Really? Mr. Ivereigh writes such a line with no embarrassment at all?
9. And: priests known to pose a danger to minors have "hardly ever at all" been moved about "from the early 1990s, when the bishops began seriously to tackle the problem."
Can anyone say Shawn Ratigan? And Robert Finn? Who continues to sit on his episcopal throne in a church that, according to Mr. Ivereigh's testimony, has led the way in creating and following best practices in the handling of abuse issues? Though he's been convicted of criminal behavior?
Priests posing a threat to minors have "hardly ever" been moved about since the early 1990s, when Catholic officials began to "get it"? Really?!
10. And the U.N. report "peddles the secularist myth that the Church’s teaching that sex is ordained by God for the possibility of procreation within marriage encourages homophobia, and patronisingly suggests that the Holy See condemn all forms of discrimination against gay people — which it does and has done for decades."
Really? All real-life Catholics shape their sexual behavior around an ethic that sees sex as ordained for procreation within marriage?
Really? Mr. Ivereigh--Austen Ivereigh--writes this statement with no sense of abashment at all?

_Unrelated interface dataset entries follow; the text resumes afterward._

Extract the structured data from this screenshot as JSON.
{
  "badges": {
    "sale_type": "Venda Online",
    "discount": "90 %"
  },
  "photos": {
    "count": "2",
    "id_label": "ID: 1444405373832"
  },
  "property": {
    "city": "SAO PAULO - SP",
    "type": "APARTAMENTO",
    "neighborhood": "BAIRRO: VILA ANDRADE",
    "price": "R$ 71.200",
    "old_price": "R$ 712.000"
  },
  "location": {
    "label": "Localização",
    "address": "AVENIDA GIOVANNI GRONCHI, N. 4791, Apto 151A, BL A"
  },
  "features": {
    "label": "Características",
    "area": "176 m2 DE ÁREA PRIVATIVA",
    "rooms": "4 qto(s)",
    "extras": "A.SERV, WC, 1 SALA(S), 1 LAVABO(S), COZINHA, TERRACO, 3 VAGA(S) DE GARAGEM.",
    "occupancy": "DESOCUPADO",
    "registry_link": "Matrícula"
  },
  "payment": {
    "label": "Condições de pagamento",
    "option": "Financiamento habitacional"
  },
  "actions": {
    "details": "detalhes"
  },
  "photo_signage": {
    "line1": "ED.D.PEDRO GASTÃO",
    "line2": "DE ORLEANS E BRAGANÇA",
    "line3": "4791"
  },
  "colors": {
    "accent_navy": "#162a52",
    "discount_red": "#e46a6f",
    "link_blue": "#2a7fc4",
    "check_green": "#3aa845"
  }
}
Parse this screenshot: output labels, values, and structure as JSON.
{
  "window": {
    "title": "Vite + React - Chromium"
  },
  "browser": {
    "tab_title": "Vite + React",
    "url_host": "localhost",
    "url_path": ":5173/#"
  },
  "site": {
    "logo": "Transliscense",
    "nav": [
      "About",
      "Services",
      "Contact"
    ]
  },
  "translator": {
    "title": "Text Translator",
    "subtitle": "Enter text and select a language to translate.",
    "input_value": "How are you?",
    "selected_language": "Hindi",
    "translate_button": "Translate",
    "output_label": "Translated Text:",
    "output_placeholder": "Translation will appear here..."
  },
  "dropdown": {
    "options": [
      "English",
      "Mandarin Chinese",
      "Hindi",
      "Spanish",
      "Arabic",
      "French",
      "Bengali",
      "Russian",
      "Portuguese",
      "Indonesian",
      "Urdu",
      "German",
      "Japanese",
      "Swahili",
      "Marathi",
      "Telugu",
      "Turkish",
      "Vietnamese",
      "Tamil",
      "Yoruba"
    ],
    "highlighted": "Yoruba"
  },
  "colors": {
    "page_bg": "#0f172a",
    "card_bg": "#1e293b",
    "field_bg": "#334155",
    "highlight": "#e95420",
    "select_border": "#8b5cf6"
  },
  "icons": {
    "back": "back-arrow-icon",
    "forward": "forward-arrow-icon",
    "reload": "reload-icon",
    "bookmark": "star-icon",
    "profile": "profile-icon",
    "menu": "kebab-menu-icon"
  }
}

And the Catholic church is known for its opposition to discrimination against gay folks, just as it is well known for its exemplary behavior in the area of protecting children?
I have to admit, I'm more than a little embarrassed for John Allen's and Austen Ivereigh's sake. And as I read their astonishing apologias, I wonder how long we Catholics are going to continue to be asked by our best and brightest--by our intellectual and journalistic elites--to keep playing the game of pretending, of pretending that we all believe what they tell us we must believe if we're to be good Catholics.
Of pretending that church teaching can't change and never has changed--because they tell us this is the case. And of pretending that their self-interests as heterosexual males has nothing at all ideological about it, that it in no way influences their perspective on these issues. And of pretending that "Catholic teaching" just happens to be synonymous with their heterosexual male self-interest.